I-580 Transit and Multimodal Strategy

Interstate 580 (I-580) serves as an important east-west connection that runs the length of Alameda County from the Central Valley to the Bay Bridge. It is an important travel and freight corridor, carrying over 200,000 vehicles per day and approximately 20,000 truck trips per day. The Altamont Pass, which connects Almeda County to the Central Valley, experiences the highest level of truck activity of any roadway in the Bay Area.

The I-580 Transit and Multimodal Corridor Strategy (I-580 TAMS) is a planning effort that will evaluate ways to sustainably and equitably support existing and growing travel demand in the corridor. The resulting document will be a Comprehensive Multimodal Corridor Plan (CMCP) for the I-580 corridor, which creates eligibility for state funding for the recommended projects in the plan.

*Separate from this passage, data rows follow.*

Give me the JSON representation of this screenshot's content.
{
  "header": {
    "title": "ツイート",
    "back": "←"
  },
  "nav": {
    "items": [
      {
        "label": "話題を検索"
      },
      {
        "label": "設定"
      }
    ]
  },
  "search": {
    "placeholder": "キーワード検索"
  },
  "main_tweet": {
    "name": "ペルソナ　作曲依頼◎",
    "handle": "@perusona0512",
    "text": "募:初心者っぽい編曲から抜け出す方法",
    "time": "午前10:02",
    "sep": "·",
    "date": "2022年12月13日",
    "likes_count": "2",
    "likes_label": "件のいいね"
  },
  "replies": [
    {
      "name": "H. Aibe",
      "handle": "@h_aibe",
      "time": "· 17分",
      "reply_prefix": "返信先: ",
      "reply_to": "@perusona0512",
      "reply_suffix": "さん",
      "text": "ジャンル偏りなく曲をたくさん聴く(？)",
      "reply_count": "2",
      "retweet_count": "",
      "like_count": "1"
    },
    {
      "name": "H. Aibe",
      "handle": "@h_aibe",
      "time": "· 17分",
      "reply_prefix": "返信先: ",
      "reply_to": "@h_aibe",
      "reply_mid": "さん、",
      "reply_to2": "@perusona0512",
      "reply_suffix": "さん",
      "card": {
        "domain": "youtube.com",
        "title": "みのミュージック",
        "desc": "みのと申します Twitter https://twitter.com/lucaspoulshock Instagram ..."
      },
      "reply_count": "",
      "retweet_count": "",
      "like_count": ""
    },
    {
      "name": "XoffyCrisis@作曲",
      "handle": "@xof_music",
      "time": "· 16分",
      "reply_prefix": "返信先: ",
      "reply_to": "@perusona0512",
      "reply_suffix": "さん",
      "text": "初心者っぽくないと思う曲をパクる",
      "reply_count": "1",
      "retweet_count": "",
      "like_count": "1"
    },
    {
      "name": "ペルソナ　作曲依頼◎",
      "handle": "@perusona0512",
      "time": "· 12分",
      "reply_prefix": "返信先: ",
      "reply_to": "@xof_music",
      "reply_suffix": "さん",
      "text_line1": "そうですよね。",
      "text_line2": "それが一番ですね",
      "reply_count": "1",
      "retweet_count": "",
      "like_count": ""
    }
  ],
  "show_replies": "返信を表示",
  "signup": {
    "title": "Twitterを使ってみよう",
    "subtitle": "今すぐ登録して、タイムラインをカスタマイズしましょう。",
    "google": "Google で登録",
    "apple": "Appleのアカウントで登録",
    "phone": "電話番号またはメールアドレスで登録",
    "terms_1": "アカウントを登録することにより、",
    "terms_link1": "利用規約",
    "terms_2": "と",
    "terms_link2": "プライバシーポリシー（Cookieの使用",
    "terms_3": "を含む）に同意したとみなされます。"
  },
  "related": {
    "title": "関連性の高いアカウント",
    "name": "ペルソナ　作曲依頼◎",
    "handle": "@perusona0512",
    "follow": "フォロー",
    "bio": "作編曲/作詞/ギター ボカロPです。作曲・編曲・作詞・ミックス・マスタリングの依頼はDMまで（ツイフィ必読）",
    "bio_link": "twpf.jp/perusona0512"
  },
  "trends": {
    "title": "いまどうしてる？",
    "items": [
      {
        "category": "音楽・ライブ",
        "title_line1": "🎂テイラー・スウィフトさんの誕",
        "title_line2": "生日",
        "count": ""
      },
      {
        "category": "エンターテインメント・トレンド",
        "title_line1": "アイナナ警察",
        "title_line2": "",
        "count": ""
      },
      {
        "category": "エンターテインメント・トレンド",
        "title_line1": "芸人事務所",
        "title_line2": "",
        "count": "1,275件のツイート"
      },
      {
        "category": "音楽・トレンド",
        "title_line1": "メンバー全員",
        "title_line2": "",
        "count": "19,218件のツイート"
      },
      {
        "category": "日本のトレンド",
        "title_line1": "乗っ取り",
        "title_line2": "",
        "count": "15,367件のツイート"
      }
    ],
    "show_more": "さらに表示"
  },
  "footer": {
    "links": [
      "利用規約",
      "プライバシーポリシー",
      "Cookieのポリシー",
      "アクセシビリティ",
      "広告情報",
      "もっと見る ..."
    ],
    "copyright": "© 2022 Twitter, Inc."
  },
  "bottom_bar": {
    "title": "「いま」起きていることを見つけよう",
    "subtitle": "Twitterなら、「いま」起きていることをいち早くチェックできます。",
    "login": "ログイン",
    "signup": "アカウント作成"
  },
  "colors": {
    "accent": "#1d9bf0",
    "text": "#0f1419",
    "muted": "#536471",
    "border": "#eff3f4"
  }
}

I-580 TAMS Approach

  • Understand effects of different lane configurations of I-580 on driving, goods movement, carpooling and transit ridership.
  • Evaluate feasibility of express lanes, express bus, dedicated lanes for buses, and clean-fueling for trucks and transit along the corridor.
  • Identify opportunities to increase connectivity and safety of walking, biking, and taking transit to access local BART and rail stations that support using BART and rail in the corridor.
  • Work with partner agencies, major employers, and communities to identify and refine strategies that advance goals from the 2020 Countywide Transportation Plan.
  • Prioritize strategies and identify next steps for the most promising recommendations.
This corridor strategy will inform the next Countywide Transportation Plan and updates to Plan Bay Area, the regional transportation plan.

I-580 Corridor Study Area Map

I-580 Transit and Multimodal (I-580 TAMS) Corridor Overview.

(Click the map to view a larger version.)

Corridor Study Area

The “corridor" includes the interstate together with the transit services that serve the same travel pattern as the freeway, the bicycle and pedestrian facilities that connect to and through the corridor, and the adjacent neighborhoods and business districts that rely on and may be affected by changes in the corridor.

The “study area” is a buffer of a half-mile on either side of the freeway right-of-way and select rail stations immediately adjacent to the freeway. This planning effort will evaluate conditions along the corridor and within the study area.
Over the month of June 2023, an interactive webmap was available for public comment on current issues traveling in the corridor and feedback on new ideas. The comment period is now over, but the comments received are still viewable on the web online.

The webmap will be available for input through June 30, 2023.

Public input, received at outreach events and through this webmap, together with findings from a technical evaluation, will inform the final recommendations of the strategy. These recommendations will be documented in a study report, developed in collaboration with state and regional partners at Caltrans and MTC, that will serve as a Comprehensive Multimodal Corridor Plan (CMCP) for I-580.
I-580 is one of the most heavily-traveled freeways in Alameda County, carrying significant intra-county traffic as it serves East, Central, and North county. Alameda CTC has made significant investments in and improvements along I-580 over the past two decades, including the construction and operation of the I-580 express lanes in the Tri-Valley.

The I-580 TAMS builds upon the following assessments and plans: